STORED DATA

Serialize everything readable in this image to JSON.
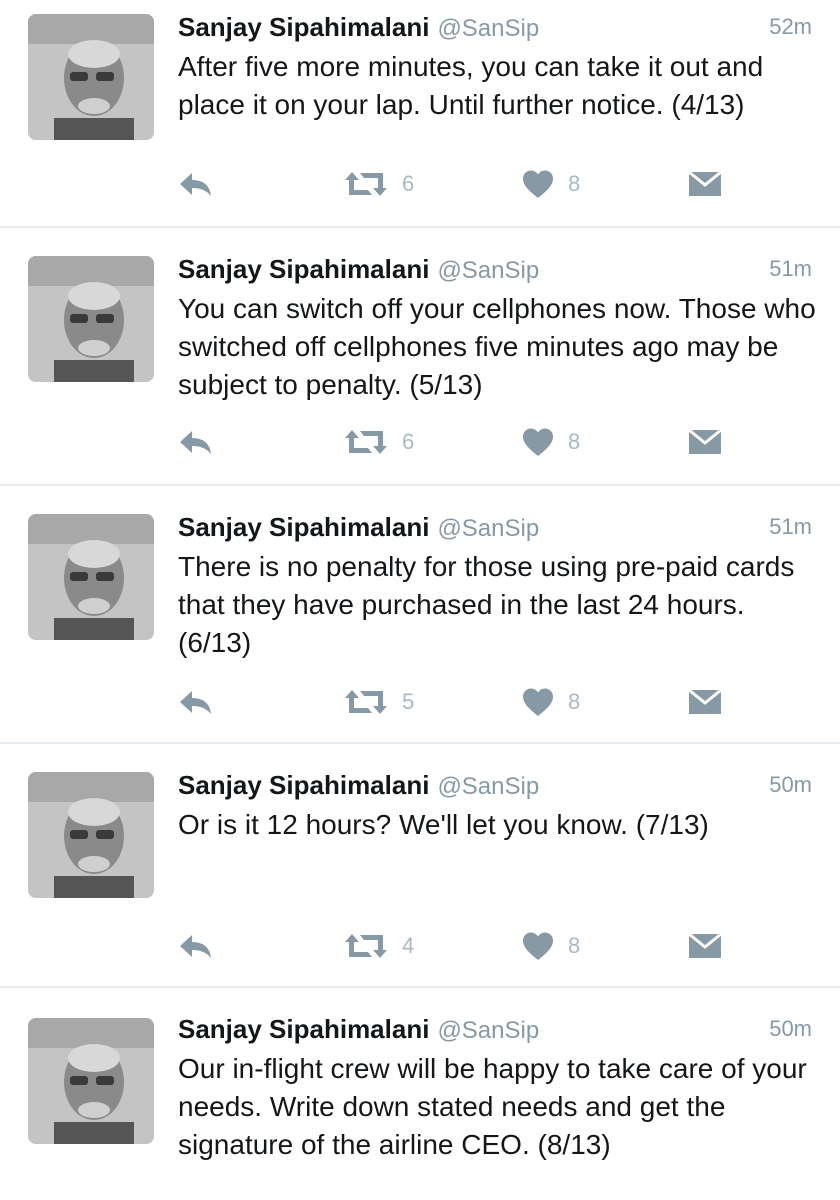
{
  "tweets": [
    {
      "name": "Sanjay Sipahimalani",
      "handle": "@SanSip",
      "time": "52m",
      "text": "After five more minutes, you can take it out and place it on your lap. Until further notice. (4/13)",
      "retweets": "6",
      "likes": "8"
    },
    {
      "name": "Sanjay Sipahimalani",
      "handle": "@SanSip",
      "time": "51m",
      "text": "You can switch off your cellphones now. Those who switched off cellphones five minutes ago may be subject to penalty. (5/13)",
      "retweets": "6",
      "likes": "8"
    },
    {
      "name": "Sanjay Sipahimalani",
      "handle": "@SanSip",
      "time": "51m",
      "text": "There is no penalty for those using pre-paid cards that they have purchased in the last 24 hours. (6/13)",
      "retweets": "5",
      "likes": "8"
    },
    {
      "name": "Sanjay Sipahimalani",
      "handle": "@SanSip",
      "time": "50m",
      "text": "Or is it 12 hours? We'll let you know. (7/13)",
      "retweets": "4",
      "likes": "8"
    },
    {
      "name": "Sanjay Sipahimalani",
      "handle": "@SanSip",
      "time": "50m",
      "text": "Our in-flight crew will be happy to take care of your needs. Write down stated needs and get the signature of the airline CEO. (8/13)",
      "retweets": "",
      "likes": ""
    }
  ],
  "icons": {
    "reply": "reply-icon",
    "retweet": "retweet-icon",
    "like": "heart-icon",
    "dm": "envelope-icon"
  },
  "colors": {
    "name": "#14171a",
    "secondary": "#8899a6",
    "icon": "#aab8c2",
    "divider": "#e6ecf0"
  }
}
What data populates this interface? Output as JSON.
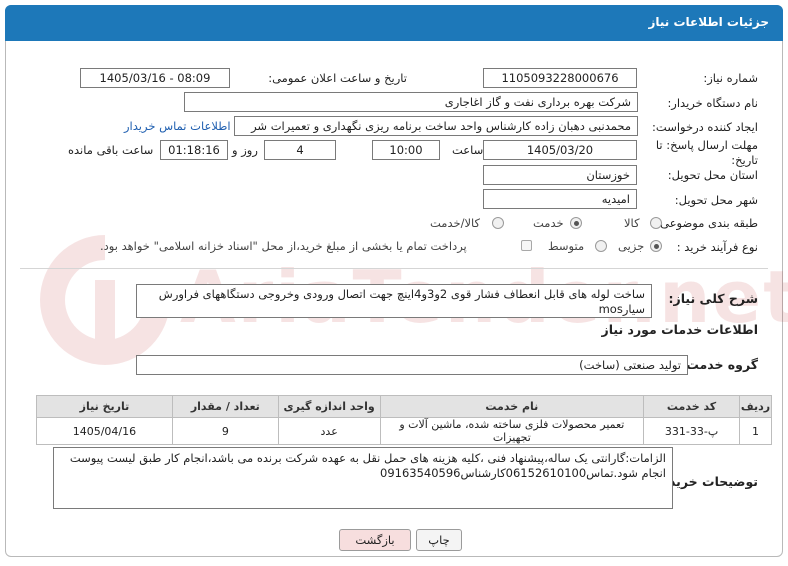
{
  "header": {
    "title": "جزئیات اطلاعات نیاز"
  },
  "watermark": {
    "text": "AriaTender.net"
  },
  "fields": {
    "need_number": {
      "label": "شماره نیاز:",
      "value": "1105093228000676"
    },
    "announce": {
      "label": "تاریخ و ساعت اعلان عمومی:",
      "value": "1405/03/16 - 08:09"
    },
    "buyer": {
      "label": "نام دستگاه خریدار:",
      "value": "شرکت بهره برداری نفت و گاز اغاجاری"
    },
    "creator": {
      "label": "ایجاد کننده درخواست:",
      "value": "محمدنبی دهبان زاده کارشناس واحد ساخت برنامه ریزی نگهداری  و تعمیرات شر",
      "contact_link": "اطلاعات تماس خریدار"
    },
    "deadline": {
      "label_line1": "مهلت ارسال پاسخ: تا",
      "label_line2": "تاریخ:",
      "date": "1405/03/20",
      "time_label": "ساعت",
      "time": "10:00",
      "days": "4",
      "days_label": "روز و",
      "remaining": "01:18:16",
      "remaining_label": "ساعت باقی مانده"
    },
    "province": {
      "label": "استان محل تحویل:",
      "value": "خوزستان"
    },
    "city": {
      "label": "شهر محل تحویل:",
      "value": "امیدیه"
    },
    "category": {
      "label": "طبقه بندی موضوعی:",
      "options": [
        "کالا",
        "خدمت",
        "کالا/خدمت"
      ],
      "selected": "خدمت"
    },
    "process": {
      "label": "نوع فرآیند خرید :",
      "options": [
        "جزیی",
        "متوسط"
      ],
      "selected": "جزیی",
      "payment_note": "پرداخت تمام یا بخشی از مبلغ خرید،از محل \"اسناد خزانه اسلامی\" خواهد بود."
    }
  },
  "summary": {
    "label": "شرح کلی نیاز:",
    "text": "ساخت لوله های قابل انعطاف فشار قوی 2و3و4اینچ جهت اتصال ورودی وخروجی دستگاههای فراورش سیارmos"
  },
  "services": {
    "section_title": "اطلاعات خدمات مورد نیاز",
    "group_label": "گروه خدمت:",
    "group_value": "تولید صنعتی (ساخت)",
    "table": {
      "columns": [
        "ردیف",
        "کد خدمت",
        "نام خدمت",
        "واحد اندازه گیری",
        "تعداد / مقدار",
        "تاریخ نیاز"
      ],
      "rows": [
        [
          "1",
          "پ-33-331",
          "تعمیر محصولات فلزی ساخته شده، ماشین آلات و تجهیزات",
          "عدد",
          "9",
          "1405/04/16"
        ]
      ]
    }
  },
  "buyer_notes": {
    "label": "توضیحات خریدار:",
    "text": "الزامات:گارانتی یک ساله،پیشنهاد فنی ،کلیه هزینه های حمل نقل به عهده شرکت برنده می باشد،انجام کار طبق لیست پیوست انجام شود.تماس06152610100کارشناس09163540596"
  },
  "buttons": {
    "print": "چاپ",
    "back": "بازگشت"
  },
  "colors": {
    "header": "#1d78b9",
    "link": "#1f5fb0",
    "back_button": "#f7dede"
  }
}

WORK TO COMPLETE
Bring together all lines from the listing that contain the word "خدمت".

SOLUTION TO THE PROBLEM
        "خدمت",
        "کالا/خدمت"
      "selected": "خدمت"
    "group_label": "گروه خدمت:",
        "کد خدمت",
        "نام خدمت",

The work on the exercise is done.